damages your reputation and success then
you are likely to shy away from the
opportunities that can risk failure. With fear,
you have to think like the superhero in a
movie. Be prepared to step into situations
that you fear with trust that you can do this.
You don’t see superhero’s look at the big evil
20-foot bad guy and think “Mmm I don’t think
I will protect mankind today, he looks a bit
scary.”


Remember No One Really Cares


A big reason that fear can impact your
performance and thus success is because
we imagine what people are thinking.
Ironically, it’s not usually true. We assume
that everyone is thinking about us, and yet
they are much more likely to be thinking
about themselves — “what’s for tea”, “what
they are going to get their Mom for her
birthday” or “why did I wear these shoes,
they’re far too tight”. However, remember
that fear relies on negativity holding us in
place and so if you just learn to accept that
everyone is thinking their own thoughts and
are as obsessed with them as you are yours,
you can stop allowing incorrect thoughts into
your head. And as one business friend said to
me once “Mandie, you have no right to the
thoughts in other people’s heads.”


Shift Your Focus


Fear loves us to repeat patterns. So, if you
have thoughts in your head that say “this
won’t work”, or “I’m scared of the end
results” — then your brain will do all it can to
prove you right.
Therefore, if you can have a stronger new
direction to focus your attention on the fear
will reduce and eventually dissipate. For
instance, let’s go back to the fear of public
speaking (You can replace this fear with one
of your own!) If you fear public speaking and
focus on what you fear, that is what you will
get. On the other hand, if you have a clear
goal in sight then that is what you are more
likely to get. That means you need to work
out what you want. What do you want? What
is the goal? Where do you want this to lead?
By answering these questions with your true
passions and desires your brain has a
positive direction to aim for, and not the fear
routed patterns of the past.


Don’t Be Afraid of Looking Stupid


Closely connected to the fear of what people
think is the fear that you will make a fool of
yourself. Thus, if you fear what people think
and/or making mistakes and getting it wrong
then fear again gets to overpower you. Think
about a time you’ve felt stupid for saying or
doing something. What happened next? Then
answer, “How did that make you feel?” and
then from that ask yourself “Did that result in
a feeling or an action?” and then answer,
“what happened next?” In this way, you can
start to build up a picture of the automatic
path way connected to this fear. How you fall
into old patterns that have not served you
powerfully, and allowed fear to hold its power
of you. (And yes, this process can be used
on any fear, I call this a negative spiral.)
Once you build a picture of what is happening
in your old state you can learn to see what
thoughts and feelings create what actions.
For instance, if you stood up for yourself and
spoke up and that led to you feeling inferior,
did that then lead to you not taking on the
project that was offered to you, because you
feared getting it wrong? Understanding the
thoughts that create the actions means that
you then decide to create a new thought, and
that will lead to new actions. But again, this
really needs a powerful focus and goal to
help you achieve.

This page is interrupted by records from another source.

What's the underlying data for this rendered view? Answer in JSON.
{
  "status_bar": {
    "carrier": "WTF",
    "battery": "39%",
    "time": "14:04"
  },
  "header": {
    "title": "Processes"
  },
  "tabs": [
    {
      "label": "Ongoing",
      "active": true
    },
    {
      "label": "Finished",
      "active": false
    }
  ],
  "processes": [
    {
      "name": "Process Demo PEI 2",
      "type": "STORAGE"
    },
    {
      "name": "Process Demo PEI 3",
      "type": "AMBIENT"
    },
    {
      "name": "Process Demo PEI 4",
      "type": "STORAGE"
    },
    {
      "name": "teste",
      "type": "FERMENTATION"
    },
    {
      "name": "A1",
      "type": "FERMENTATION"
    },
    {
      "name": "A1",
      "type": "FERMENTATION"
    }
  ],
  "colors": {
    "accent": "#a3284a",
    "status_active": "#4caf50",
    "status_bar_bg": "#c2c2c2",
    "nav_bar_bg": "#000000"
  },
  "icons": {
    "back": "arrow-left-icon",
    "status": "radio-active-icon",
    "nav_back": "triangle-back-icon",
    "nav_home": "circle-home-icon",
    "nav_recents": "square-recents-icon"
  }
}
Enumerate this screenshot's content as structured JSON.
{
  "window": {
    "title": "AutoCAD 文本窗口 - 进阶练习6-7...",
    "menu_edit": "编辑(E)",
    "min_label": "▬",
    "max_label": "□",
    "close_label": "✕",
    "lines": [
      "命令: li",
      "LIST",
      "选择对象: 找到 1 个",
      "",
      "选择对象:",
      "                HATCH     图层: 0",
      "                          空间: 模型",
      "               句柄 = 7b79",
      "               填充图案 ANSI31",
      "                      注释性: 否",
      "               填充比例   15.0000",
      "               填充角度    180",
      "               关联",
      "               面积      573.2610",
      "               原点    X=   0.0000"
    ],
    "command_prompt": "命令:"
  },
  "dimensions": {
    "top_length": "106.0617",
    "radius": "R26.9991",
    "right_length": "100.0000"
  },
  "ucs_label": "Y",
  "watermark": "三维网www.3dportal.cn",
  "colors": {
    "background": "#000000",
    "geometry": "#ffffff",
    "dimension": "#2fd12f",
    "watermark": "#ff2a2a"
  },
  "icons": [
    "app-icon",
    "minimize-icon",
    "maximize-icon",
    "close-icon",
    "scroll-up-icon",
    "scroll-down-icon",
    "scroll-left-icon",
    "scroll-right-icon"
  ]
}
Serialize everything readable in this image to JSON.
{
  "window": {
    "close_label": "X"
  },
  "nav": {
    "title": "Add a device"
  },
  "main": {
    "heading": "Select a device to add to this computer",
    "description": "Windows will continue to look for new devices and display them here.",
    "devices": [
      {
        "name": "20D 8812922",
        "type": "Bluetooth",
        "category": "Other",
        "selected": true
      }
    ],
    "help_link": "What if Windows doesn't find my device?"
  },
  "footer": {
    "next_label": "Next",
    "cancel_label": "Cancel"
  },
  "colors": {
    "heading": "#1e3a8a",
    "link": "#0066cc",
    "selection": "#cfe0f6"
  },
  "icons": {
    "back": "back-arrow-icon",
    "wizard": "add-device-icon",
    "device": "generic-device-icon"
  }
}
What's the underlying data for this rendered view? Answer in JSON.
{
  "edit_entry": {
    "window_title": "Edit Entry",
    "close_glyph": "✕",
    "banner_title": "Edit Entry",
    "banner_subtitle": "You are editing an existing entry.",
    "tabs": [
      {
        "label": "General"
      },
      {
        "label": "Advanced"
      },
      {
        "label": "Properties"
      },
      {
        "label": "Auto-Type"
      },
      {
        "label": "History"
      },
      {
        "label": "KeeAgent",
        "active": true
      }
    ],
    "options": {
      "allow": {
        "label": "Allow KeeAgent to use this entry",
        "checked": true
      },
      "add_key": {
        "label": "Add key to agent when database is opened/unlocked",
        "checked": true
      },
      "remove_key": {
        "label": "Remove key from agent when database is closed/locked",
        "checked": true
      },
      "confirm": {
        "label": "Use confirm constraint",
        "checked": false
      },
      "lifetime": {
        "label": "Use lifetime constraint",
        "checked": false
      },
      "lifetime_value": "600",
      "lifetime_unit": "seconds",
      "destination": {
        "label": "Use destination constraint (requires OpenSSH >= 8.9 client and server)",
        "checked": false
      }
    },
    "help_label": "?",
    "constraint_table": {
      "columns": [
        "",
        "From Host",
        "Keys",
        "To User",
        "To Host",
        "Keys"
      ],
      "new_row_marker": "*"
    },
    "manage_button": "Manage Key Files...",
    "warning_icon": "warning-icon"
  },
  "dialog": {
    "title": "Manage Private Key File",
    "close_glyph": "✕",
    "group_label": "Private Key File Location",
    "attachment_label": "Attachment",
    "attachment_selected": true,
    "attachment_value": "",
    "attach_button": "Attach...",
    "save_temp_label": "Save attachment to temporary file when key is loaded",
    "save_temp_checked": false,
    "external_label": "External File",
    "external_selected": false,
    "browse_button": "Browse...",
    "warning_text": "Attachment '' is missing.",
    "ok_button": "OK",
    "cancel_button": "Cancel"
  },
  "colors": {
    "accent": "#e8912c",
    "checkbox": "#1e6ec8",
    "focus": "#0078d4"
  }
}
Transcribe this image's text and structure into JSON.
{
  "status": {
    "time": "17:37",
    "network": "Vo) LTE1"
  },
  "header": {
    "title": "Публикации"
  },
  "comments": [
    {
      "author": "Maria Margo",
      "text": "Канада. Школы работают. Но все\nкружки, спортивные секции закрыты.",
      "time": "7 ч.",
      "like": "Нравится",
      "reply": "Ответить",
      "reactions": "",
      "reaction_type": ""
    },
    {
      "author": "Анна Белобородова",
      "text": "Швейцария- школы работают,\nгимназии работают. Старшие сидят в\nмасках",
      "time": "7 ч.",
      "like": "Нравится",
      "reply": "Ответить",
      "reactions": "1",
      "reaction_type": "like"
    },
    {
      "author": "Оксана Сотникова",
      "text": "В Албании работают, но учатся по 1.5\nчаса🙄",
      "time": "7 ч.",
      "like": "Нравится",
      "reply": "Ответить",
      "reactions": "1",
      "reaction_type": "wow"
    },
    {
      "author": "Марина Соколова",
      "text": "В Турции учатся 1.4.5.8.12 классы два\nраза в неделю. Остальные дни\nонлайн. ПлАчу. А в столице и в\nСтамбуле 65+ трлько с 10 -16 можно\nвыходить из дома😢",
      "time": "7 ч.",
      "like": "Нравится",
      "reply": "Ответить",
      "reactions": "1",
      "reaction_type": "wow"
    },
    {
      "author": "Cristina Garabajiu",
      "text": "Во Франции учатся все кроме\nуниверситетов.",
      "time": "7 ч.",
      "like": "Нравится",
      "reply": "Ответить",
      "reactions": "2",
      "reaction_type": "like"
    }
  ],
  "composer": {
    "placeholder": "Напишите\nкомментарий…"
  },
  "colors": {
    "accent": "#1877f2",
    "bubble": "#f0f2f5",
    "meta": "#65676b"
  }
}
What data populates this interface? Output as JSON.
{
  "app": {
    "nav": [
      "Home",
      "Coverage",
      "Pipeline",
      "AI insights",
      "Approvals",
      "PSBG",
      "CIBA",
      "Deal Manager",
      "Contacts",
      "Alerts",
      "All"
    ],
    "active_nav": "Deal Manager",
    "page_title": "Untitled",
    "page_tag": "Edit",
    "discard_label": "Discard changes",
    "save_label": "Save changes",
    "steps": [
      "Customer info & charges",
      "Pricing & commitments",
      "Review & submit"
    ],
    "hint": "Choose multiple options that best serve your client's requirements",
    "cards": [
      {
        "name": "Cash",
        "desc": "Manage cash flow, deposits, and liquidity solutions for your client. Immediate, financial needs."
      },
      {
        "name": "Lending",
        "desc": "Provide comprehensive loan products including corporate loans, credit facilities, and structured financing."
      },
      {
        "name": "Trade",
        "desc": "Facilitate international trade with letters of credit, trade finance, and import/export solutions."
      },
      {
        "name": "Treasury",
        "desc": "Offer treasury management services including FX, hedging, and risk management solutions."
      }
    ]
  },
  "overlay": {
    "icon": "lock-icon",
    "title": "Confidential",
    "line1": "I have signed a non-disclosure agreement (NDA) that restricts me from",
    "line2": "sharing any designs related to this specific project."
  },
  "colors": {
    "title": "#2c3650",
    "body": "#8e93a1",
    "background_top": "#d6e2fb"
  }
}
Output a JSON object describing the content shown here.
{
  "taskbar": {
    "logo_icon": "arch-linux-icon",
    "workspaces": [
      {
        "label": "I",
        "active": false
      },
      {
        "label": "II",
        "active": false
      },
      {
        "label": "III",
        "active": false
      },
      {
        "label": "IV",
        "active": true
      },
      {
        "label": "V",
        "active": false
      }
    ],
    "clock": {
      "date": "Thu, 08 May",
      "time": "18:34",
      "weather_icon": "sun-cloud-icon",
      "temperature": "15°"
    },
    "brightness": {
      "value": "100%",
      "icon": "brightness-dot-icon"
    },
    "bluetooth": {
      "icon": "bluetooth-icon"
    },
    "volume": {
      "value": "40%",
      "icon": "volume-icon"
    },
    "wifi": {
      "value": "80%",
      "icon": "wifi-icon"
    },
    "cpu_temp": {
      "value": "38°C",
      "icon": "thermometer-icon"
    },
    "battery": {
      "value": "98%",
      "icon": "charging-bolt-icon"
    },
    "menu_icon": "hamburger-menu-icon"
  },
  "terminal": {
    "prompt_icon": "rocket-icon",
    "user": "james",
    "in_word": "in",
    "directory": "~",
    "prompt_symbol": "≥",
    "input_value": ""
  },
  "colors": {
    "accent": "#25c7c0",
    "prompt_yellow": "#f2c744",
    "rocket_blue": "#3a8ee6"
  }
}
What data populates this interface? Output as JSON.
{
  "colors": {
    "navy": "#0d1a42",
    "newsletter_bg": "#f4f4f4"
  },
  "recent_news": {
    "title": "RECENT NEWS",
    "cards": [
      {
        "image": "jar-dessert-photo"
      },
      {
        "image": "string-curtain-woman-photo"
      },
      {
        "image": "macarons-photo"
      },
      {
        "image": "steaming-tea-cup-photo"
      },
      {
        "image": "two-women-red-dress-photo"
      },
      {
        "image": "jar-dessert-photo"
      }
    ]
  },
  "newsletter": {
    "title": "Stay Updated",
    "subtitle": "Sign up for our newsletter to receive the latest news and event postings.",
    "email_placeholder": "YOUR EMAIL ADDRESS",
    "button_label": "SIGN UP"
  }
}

Ultimately fear is allowed to impact our
performance because we’ve learnt to trust
fear. Fear is useful in that it keeps us safe,
however there aren’t too many woolly
mammoths on the streets anymore. So when
fear is given too much power it damages our
success. Learn to challenge and stop
assuming. And most importantly trust that
you can do this, you can give yourself all the
proof of your successes to tell you this. And I
will leave you with this thought: Why do we
assume what if we are awesome at
something then everyone else can do that
too? While if we can’t do something we are
idiots because everyone else can do it?
You see, fear really does wish to damage
your success. So, it’s time to challenge it.





No comments:

Post a Comment